plausibly have twice as much storage as you think it does,
and who knows what is lurking in the hidden half.

> What alternatives might there be to replace vendor tools?
> In some cases a user space driver can allow
> views when the OS anchored tools are difficult to trust.

Not sure what is the question there.  See previous references
to various open-firmware efforts.

> Virtual machines can be given raw access to devices.
> Is that access raw enough that VM hosted OS qualities
> apply?

Not sure what is the question there.  The problem is that 
modern flash chips are highly complex and highly variable.
"Generic" drivers cannot keep up.  For practical purposes,
you need the chip vendor to ship a suitable driver along
with the chip.  OTOH chip vendors have no clue about crypto.
One way out of the dilemma would be to have a sufficiently 
flexible driver license, either open source or a not-too-
nasty NDA, so that somebody competent can add the required
crypto-friendly features.
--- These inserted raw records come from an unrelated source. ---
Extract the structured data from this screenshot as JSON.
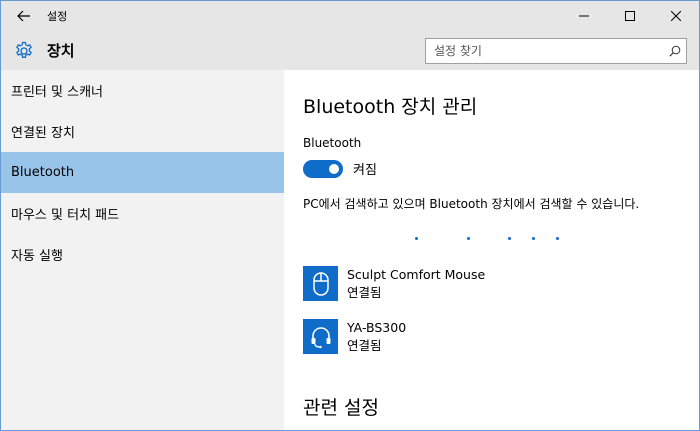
{
  "window": {
    "title": "설정"
  },
  "header": {
    "page_title": "장치"
  },
  "search": {
    "placeholder": "설정 찾기"
  },
  "sidebar": {
    "items": [
      {
        "label": "프린터 및 스캐너",
        "selected": false
      },
      {
        "label": "연결된 장치",
        "selected": false
      },
      {
        "label": "Bluetooth",
        "selected": true
      },
      {
        "label": "마우스 및 터치 패드",
        "selected": false
      },
      {
        "label": "자동 실행",
        "selected": false
      }
    ]
  },
  "main": {
    "heading": "Bluetooth 장치 관리",
    "bluetooth_label": "Bluetooth",
    "toggle": {
      "state": "on",
      "label": "켜짐"
    },
    "status_text": "PC에서 검색하고 있으며 Bluetooth 장치에서 검색할 수 있습니다.",
    "devices": [
      {
        "name": "Sculpt Comfort Mouse",
        "status": "연결됨",
        "icon": "mouse-icon"
      },
      {
        "name": "YA-BS300",
        "status": "연결됨",
        "icon": "headset-icon"
      }
    ],
    "related_heading": "관련 설정"
  },
  "colors": {
    "accent": "#0f6cc8",
    "selected_nav": "#99c4ea",
    "chrome": "#e6e6e6",
    "sidebar": "#f2f2f2"
  }
}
Some manufacturers (e.g. Micron) make nice noises about
supporting open-source efforts.

To answer a question that other people have been asking, one
can mitigate the turtles-all-the-way-down problem by using 
cut-and-choose.  You order a bunch of chips.  You tear down
some random subset, and verify that the gate layout and
firmware conform to specifications.  This, in conjunction
with sufficiently harsh penalties for noncompliance, provides
some modest level of confidence.
> Assertion(this may be true).  I believe, if a device was properly encrypted
> I do not care if all the blocks (spares, defects, spares) are out of my
> control?
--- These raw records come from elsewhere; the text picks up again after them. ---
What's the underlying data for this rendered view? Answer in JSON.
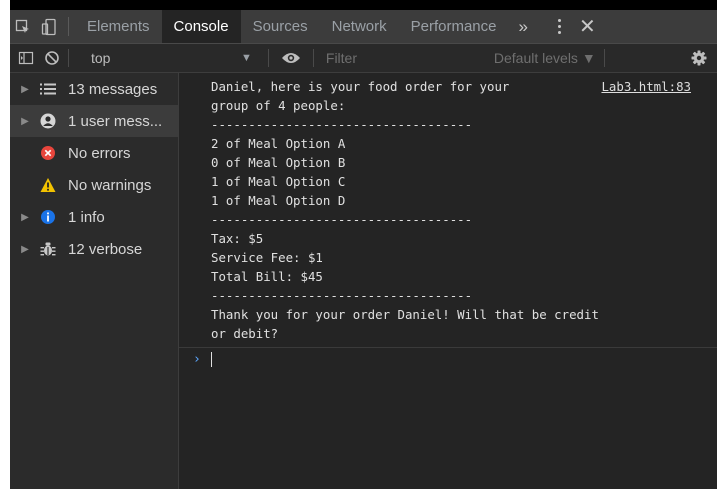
{
  "tabs": {
    "elements": "Elements",
    "console": "Console",
    "sources": "Sources",
    "network": "Network",
    "performance": "Performance",
    "more": "»"
  },
  "toolbar": {
    "context": "top",
    "filter_placeholder": "Filter",
    "levels": "Default levels ▼"
  },
  "sidebar": {
    "items": [
      {
        "label": "13 messages",
        "icon": "list-icon"
      },
      {
        "label": "1 user mess...",
        "icon": "user-icon"
      },
      {
        "label": "No errors",
        "icon": "error-icon"
      },
      {
        "label": "No warnings",
        "icon": "warning-icon"
      },
      {
        "label": "1 info",
        "icon": "info-icon"
      },
      {
        "label": "12 verbose",
        "icon": "bug-icon"
      }
    ]
  },
  "console": {
    "source_link": "Lab3.html:83",
    "lines": [
      "Daniel, here is your food order for your",
      "group of 4 people:",
      "-----------------------------------",
      "2 of Meal Option A",
      "0 of Meal Option B",
      "1 of Meal Option C",
      "1 of Meal Option D",
      "-----------------------------------",
      "Tax: $5",
      "Service Fee: $1",
      "Total Bill: $45",
      "-----------------------------------",
      "Thank you for your order Daniel! Will that be credit",
      "or debit?"
    ],
    "prompt": "›"
  },
  "colors": {
    "accent_blue": "#5da8ff",
    "error_red": "#e8453c",
    "warning_yellow": "#f2c200",
    "info_blue": "#1a73e8"
  }
}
That's called a hypothesis, or perhaps a question; not an 

In any case, the answer depends on your threat model.  It
depends on what problem you're trying to solve.  If you are 
trying to build a one-time pad, as various people including
Henry Baker have suggested (with varying levels of seriousness)
encrypting it is nowhere near good enough.  It requires you
to trust the crypto, rather than trusting the intrinsic
one-time-pad properties.

There are other scenarios where it might OR MIGHT NOT be
good enough to encrypt the data and throw away the key.
First of all you have to trust the crypto, and secondly you
have to trust that the key has been thoroughly obliterated,
which just gets us back to the problem previously not solved.
Typically crypto changes the /magnitude/ of the problem by
protecting a big file with a small key ... but it does not
reduce the problem to zero.  Beware that if you screw this
up, you are giving the storm troopers a reason to beat the
key out of you.
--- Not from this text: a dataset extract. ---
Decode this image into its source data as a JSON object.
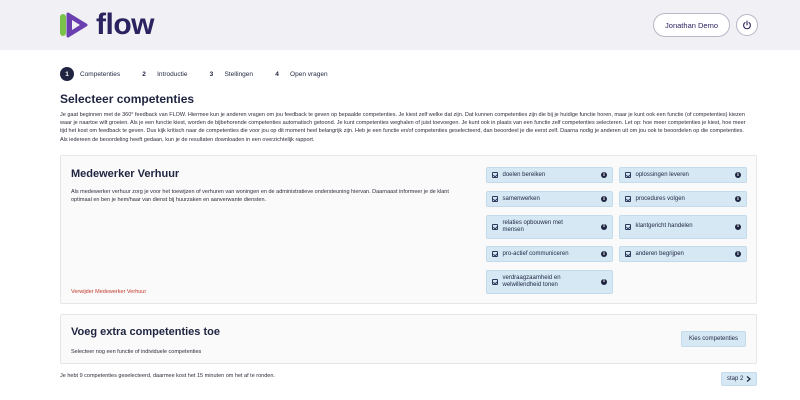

Also, full-disk encryption imposes a cost in terms of access 
time and battery life.  For most applications it's worth the
cost, but not everybody is 100% happy with it.

Bottom line:  There are always going to be "some" things that 
need to be erased.

More information about the cryptography mailing list